Aim of the exercise. Search the data for the string "title" and copy each line in which it appears.

┄┄┄┄┄┄┄┄┄┄┄┄┄┄┄┄┄┄┄┄

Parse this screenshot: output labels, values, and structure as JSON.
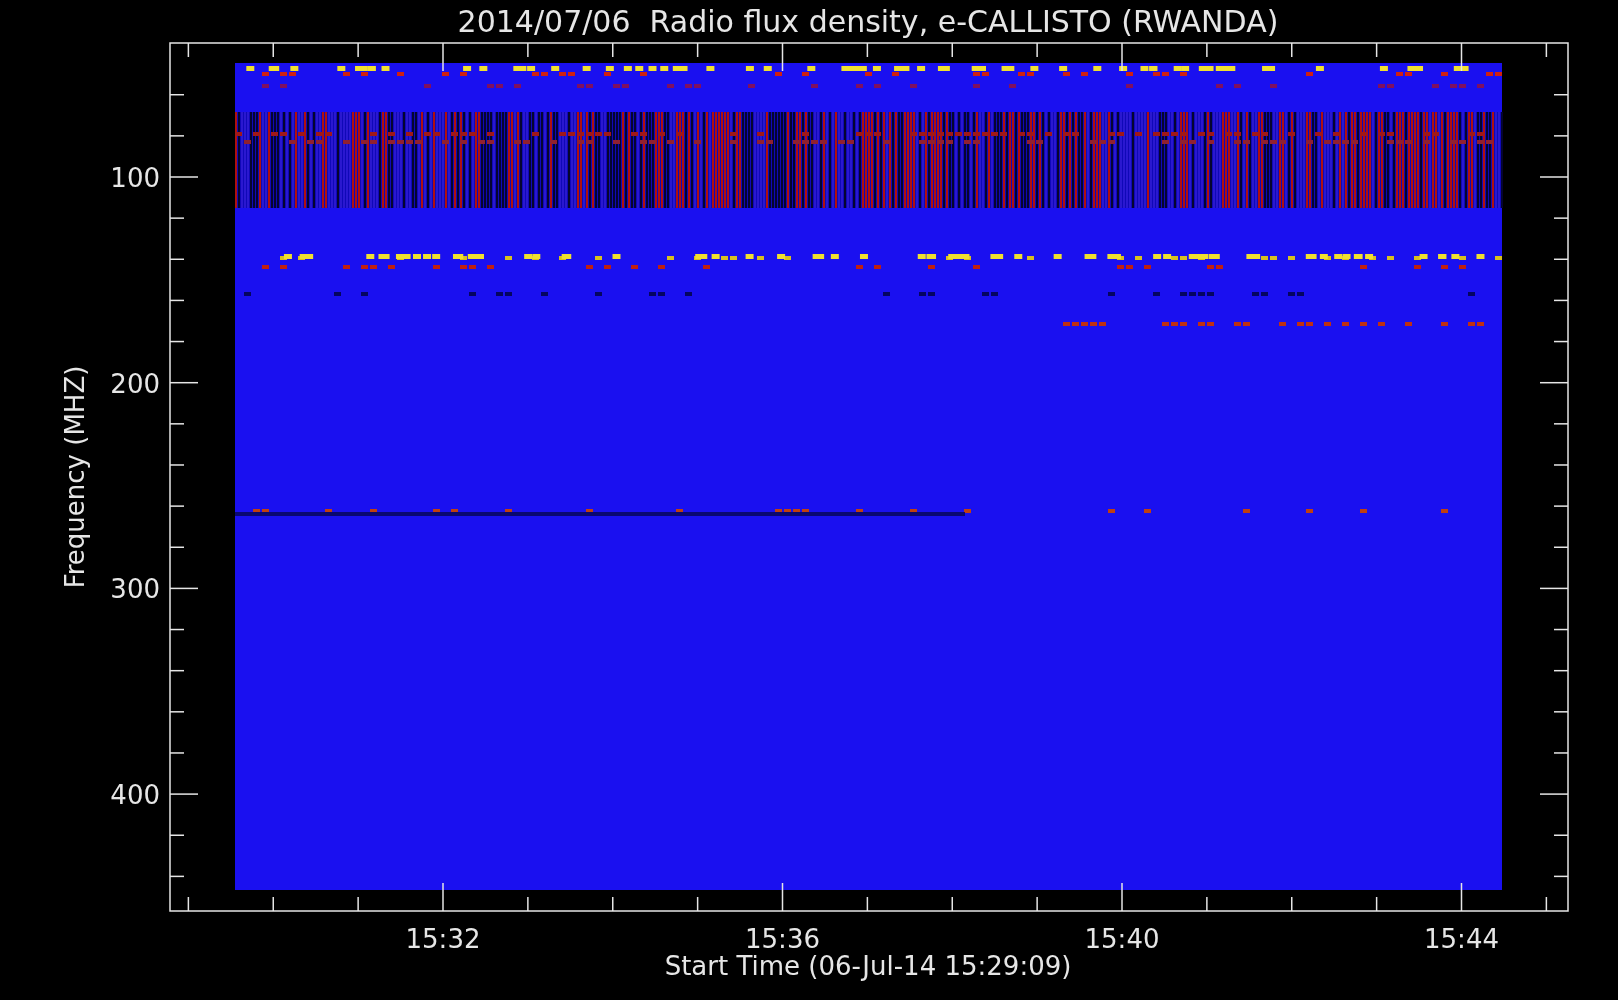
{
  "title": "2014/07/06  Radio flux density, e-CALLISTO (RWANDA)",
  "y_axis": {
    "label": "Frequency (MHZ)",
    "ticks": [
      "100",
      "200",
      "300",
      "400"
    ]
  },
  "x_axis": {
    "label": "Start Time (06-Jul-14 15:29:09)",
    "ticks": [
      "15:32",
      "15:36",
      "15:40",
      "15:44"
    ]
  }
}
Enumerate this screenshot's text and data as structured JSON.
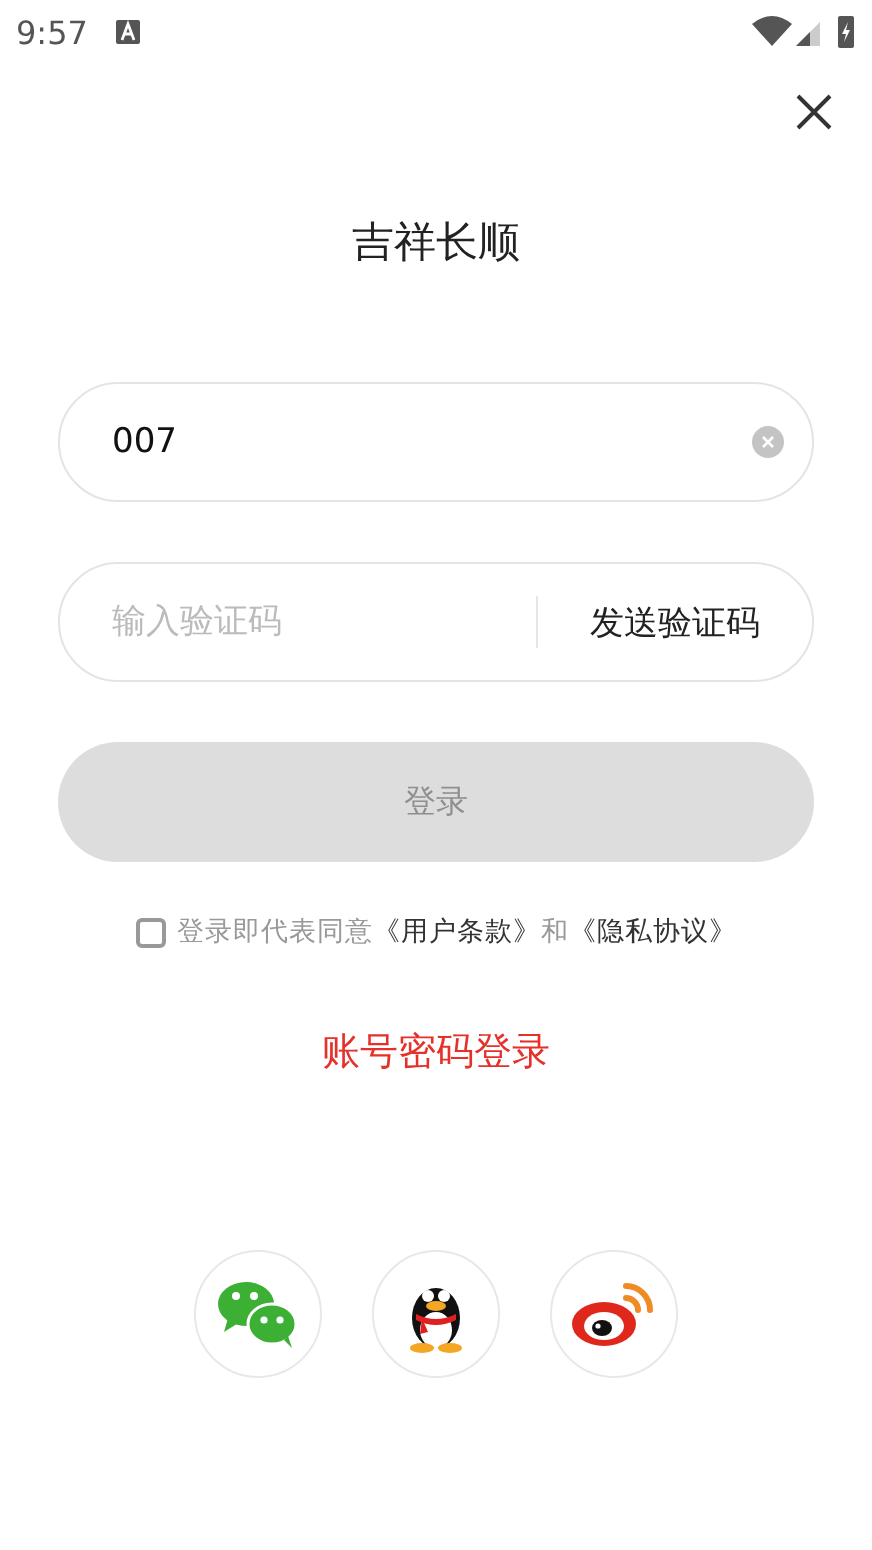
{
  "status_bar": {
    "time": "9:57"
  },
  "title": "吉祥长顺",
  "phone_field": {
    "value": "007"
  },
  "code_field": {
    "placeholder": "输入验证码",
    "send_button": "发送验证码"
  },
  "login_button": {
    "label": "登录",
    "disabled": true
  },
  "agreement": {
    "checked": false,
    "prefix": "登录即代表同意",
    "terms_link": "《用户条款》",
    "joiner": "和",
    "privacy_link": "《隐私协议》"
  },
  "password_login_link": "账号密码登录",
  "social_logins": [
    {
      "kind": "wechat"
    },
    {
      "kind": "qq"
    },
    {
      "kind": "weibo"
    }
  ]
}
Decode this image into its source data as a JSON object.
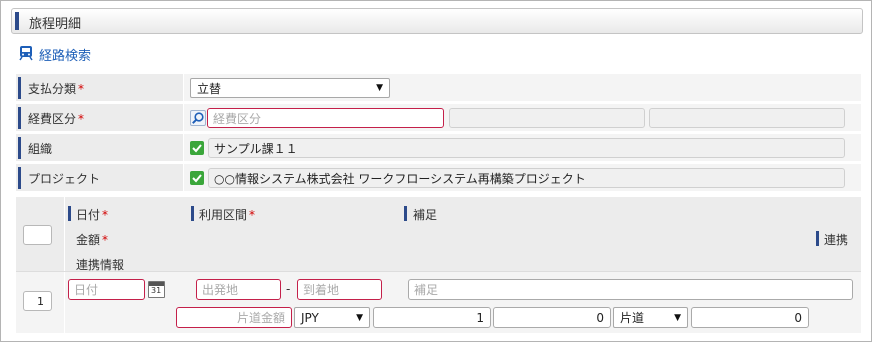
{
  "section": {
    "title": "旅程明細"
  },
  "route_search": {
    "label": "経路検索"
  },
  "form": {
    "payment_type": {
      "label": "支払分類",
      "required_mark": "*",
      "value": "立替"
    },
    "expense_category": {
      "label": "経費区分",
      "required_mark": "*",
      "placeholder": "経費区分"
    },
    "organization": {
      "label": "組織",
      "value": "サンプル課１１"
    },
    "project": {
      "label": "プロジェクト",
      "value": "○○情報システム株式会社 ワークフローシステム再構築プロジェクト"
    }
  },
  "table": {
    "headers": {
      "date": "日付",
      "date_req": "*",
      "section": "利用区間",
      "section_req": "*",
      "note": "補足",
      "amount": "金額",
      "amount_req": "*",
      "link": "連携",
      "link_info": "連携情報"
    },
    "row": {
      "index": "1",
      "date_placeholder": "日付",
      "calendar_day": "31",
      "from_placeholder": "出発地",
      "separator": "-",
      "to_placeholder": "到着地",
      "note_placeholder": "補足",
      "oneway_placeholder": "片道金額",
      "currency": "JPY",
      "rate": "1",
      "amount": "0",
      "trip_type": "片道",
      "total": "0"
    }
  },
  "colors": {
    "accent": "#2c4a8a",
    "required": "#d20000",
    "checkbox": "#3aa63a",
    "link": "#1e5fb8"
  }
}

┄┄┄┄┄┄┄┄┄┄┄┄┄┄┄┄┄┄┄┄

Result of this exercise.
  "title": "2014/07/06  Radio flux density, e-CALLISTO (RWANDA)",
  "title": "吉祥长顺",
    "title": "旅程明細"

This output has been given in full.